WORK TO BE COMPLETED:
Restate the full set of records exactly, word for word.

MATERIAL FOR THIS TASK:
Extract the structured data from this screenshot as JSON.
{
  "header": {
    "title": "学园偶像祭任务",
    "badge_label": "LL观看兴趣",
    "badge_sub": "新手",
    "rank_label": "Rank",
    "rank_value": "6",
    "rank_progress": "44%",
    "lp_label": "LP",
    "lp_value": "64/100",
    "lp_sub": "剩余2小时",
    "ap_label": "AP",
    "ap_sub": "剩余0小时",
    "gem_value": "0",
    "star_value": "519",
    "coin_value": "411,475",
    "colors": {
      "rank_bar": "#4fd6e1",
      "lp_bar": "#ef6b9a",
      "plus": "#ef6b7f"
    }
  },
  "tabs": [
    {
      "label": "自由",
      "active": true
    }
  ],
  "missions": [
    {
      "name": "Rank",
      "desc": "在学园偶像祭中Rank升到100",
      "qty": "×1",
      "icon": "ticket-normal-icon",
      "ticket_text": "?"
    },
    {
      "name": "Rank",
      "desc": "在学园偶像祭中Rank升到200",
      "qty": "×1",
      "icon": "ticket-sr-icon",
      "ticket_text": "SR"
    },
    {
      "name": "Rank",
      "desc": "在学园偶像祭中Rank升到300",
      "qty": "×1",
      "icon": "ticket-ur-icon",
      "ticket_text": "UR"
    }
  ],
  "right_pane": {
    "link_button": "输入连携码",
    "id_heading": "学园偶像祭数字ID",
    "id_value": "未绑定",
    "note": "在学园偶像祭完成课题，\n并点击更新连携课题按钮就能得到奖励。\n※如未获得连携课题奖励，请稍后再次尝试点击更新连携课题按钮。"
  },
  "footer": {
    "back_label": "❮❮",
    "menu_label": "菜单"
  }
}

TASK RESULT:
Extract the structured data from this screenshot as JSON.
{
  "header": {
    "title": "学园偶像祭任务",
    "badge_label": "LL观看兴趣",
    "badge_sub": "新手",
    "rank_label": "Rank",
    "rank_value": "6",
    "rank_progress": "44%",
    "lp_label": "LP",
    "lp_value": "64/100",
    "lp_sub": "剩余2小时",
    "ap_label": "AP",
    "ap_sub": "剩余0小时",
    "gem_value": "0",
    "star_value": "519",
    "coin_value": "411,475",
    "colors": {
      "rank_bar": "#4fd6e1",
      "lp_bar": "#ef6b9a",
      "plus": "#ef6b7f"
    }
  },
  "tabs": [
    {
      "label": "自由",
      "active": true
    }
  ],
  "missions": [
    {
      "name": "Rank",
      "desc": "在学园偶像祭中Rank升到100",
      "qty": "×1",
      "icon": "ticket-normal-icon",
      "ticket_text": "?"
    },
    {
      "name": "Rank",
      "desc": "在学园偶像祭中Rank升到200",
      "qty": "×1",
      "icon": "ticket-sr-icon",
      "ticket_text": "SR"
    },
    {
      "name": "Rank",
      "desc": "在学园偶像祭中Rank升到300",
      "qty": "×1",
      "icon": "ticket-ur-icon",
      "ticket_text": "UR"
    }
  ],
  "right_pane": {
    "link_button": "输入连携码",
    "id_heading": "学园偶像祭数字ID",
    "id_value": "未绑定",
    "note": "在学园偶像祭完成课题，\n并点击更新连携课题按钮就能得到奖励。\n※如未获得连携课题奖励，请稍后再次尝试点击更新连携课题按钮。"
  },
  "footer": {
    "back_label": "❮❮",
    "menu_label": "菜单"
  }
}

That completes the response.